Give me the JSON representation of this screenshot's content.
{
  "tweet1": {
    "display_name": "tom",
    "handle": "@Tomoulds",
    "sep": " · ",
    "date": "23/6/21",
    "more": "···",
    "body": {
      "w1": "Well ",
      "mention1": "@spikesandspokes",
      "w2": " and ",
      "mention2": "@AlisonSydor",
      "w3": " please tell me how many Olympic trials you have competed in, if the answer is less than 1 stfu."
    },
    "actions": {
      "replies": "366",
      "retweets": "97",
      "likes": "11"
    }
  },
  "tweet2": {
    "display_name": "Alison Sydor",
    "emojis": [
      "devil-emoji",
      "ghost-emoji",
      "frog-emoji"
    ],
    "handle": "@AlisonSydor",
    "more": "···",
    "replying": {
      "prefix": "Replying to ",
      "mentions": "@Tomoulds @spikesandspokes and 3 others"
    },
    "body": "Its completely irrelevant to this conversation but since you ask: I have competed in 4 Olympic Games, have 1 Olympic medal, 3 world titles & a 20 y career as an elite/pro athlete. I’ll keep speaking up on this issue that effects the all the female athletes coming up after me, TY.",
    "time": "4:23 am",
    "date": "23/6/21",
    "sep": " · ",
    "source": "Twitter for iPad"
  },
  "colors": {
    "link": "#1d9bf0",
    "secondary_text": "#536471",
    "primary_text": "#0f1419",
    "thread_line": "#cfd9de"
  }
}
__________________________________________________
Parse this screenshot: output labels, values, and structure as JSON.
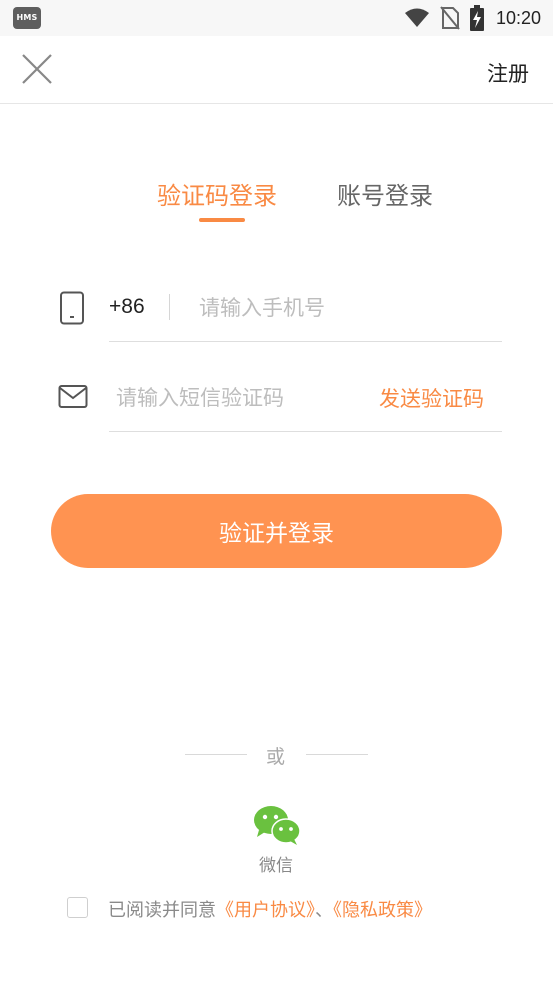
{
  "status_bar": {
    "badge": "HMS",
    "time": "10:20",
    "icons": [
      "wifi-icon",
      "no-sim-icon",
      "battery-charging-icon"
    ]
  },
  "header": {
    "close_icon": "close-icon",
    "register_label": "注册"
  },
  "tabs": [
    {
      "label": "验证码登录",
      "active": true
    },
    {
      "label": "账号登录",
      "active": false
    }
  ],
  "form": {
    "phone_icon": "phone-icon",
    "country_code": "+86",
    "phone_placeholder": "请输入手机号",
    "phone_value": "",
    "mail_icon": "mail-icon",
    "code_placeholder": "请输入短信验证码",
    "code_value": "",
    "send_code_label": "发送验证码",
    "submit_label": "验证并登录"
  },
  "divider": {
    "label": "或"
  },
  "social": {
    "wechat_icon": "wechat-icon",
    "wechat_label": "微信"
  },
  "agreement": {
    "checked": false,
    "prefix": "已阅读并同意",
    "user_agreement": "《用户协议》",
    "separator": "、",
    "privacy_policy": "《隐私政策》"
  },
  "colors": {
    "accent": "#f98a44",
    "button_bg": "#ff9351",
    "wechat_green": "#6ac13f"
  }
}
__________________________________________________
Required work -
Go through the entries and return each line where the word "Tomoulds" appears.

Reply -
    "handle": "@Tomoulds",
      "mentions": "@Tomoulds @spikesandspokes and 3 others"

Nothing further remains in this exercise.